The Haywire Custom Guitars-Project Selection Process
Every business wants great customers and the Haywire custom shop is no exception.
It doesn’t always happen but we’re thrilled when it does. It’s a minefield out there. Generally we know nothing about a customer except that they have an electronic device and that they contacted us. So we choose guitar projects and our customers wisely. And as a customer, if you want to be treated with respect then you’ll need to be a good customer. With us it is less about the project selection and more about “customer selection”. Importantly, we don’t work for money, we work for guitar players. Unfortunately we do have to turn jobs down. While race, creed or political affiliation don’t enter into our selection process there are some red flags we try and avoid. Not all jobs are a no-go, but first and foremost, anything NOT listed on our website has much less of a chance getting approval.
you want us on the “playability” end
Do your homework on what we do before contacting us. Make sure you know what we do.
If a player is looking for comprehensive repairs and extensive experience with lots of options then Haywire Custom Shop is the right place to get your guitar work done. We have customers calling, texting and emailing every day.
Immediately, it’s obvious whether they have taken the time to look up on the website what services we provide and if we can help them. If they don’t waste our time, we won’t waste theirs. For example, there is nothing on our
website regarding “repainting your guitar”. So please,….don’t ask. There are two ends of the guitar work process. The first end-the “beauty” end. The second is the “playability” end of the spectrum.
Believe me, you want us on the “playability” end if you’re a pro musican interested in a much better playing and sounding guitar. Our focus is on helping musicians become great. We’ve been there. We know what you need.
Do yourself a favor and listen when suggestions are offered.
In order to have happy customers, we need to provide excellent outcomes on all of our listed services and guitar projects. They are too numerous to mention here. After all, this article is not an ad for our Website. If someone calls for “clarinet” repairs, suffice it to say-they are not going to be happy campers.
A customer doesn’t have a second chance to
make a first impression
We have to be selective in what projects we take on. So, first and foremost is how the player approaches us in his/her request. Do they communicate well? Do they know how to email properly? Do they answer the
emails we send back immediately or wait a long time?
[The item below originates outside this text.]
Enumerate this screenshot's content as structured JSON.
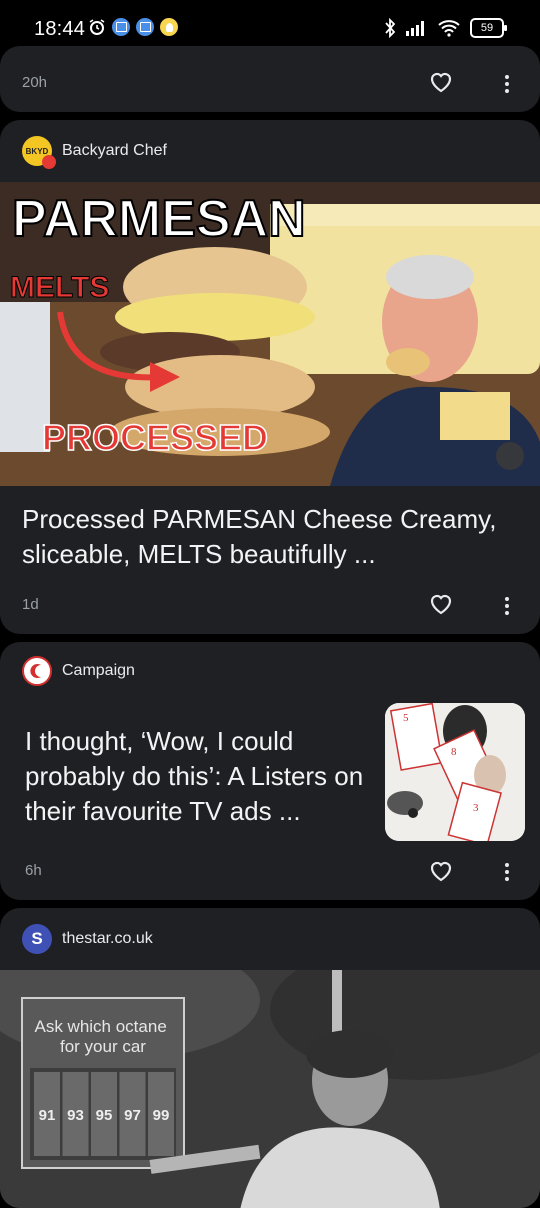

How is their attitude? Are they polite? Or, are they demanding divas? Do they have a bad rep? In this preliminary back and forth we get a good idea. A customer doesn’t have a second chance to make a first impression. And we don’t have to choose to work with every customer.
Our Guitar Projects:
Fortunately, throughout the years, we have had to decline only about 20% of customers who contact us regarding guitar projects.
Why would we decline to work with a customer? One reason is previous experience. If we have a good experience then it’s an enthusiastic sure go on the next project. Likewise, if they have a good experience we’ll see them again. If a player is uncooperative we say no. We want the best possible outcome for projects but if a player cares less about the guitar project than we do, we don’t do it. A red flag always goes up if we have to send an invoice more than once to a customer to start a guitar project they initiate.
Customers who procrastinate are always red flags
We specialize in doing things that other guitar custom shops are unwilling or unable to do.
Therefore, if the project involves building something already commercially available and someone wants it copied at a better price then we decline the project.
Customers who procrastinate are always red flags we try to avoid.
help me understand what the end product will look like
We are looking to help guitar players complete worthwhile successful projects. A project fraught with problems or that is not presented to us in a clear and concise way that we can understand is declined.
If I can’t visualize the outcome, which is rare, I’ll ask for a sketch or detailed drawing to help me understand what the end product will look like. If a customer can’t or won’t provide that then it’s declined. The builder needs to see what they see. Building in failure to a project in the Haywire Custom shop is not an option.
we don’t want to build in failure to guitar projects
Sometimes when a project is pitched to us and there is down time in the shop we’ll tell the customer, “Hey it’s a good time to get this done because we can devote all of our attention to it”.
As some projects take much longer to complete we know a happy customer is one who doesn’t have to wait long.
It becomes a successful project candidate immediately. If a customer procrastinates and we get busy, then the likelihood of a successful project at an extremely busy time is much less.
So when we make suggestions to customers they need to hear us the first time. Again, we don’t want to build in failure from the start.
Be a good customer, it’s not hard
We try and help players. But if they already have a luthier we’ll decline the project. If we do work for players then they take it to their luthier for inspection, we will decline future projects. If the luthier disassembles it then we void our work warranty and it becomes the NEW luthiers future project. We don’t want to get caught up in a dogfight. Players looking for cheap used instruments many times come to us. If we sell them an instrument and they complain about scratches, dents or dings
and say nothing about the setup, sound or playability then they are not the kind of customer we’ll work with in the future. Be a good customer, it’s not hard. It’s all about being a better player.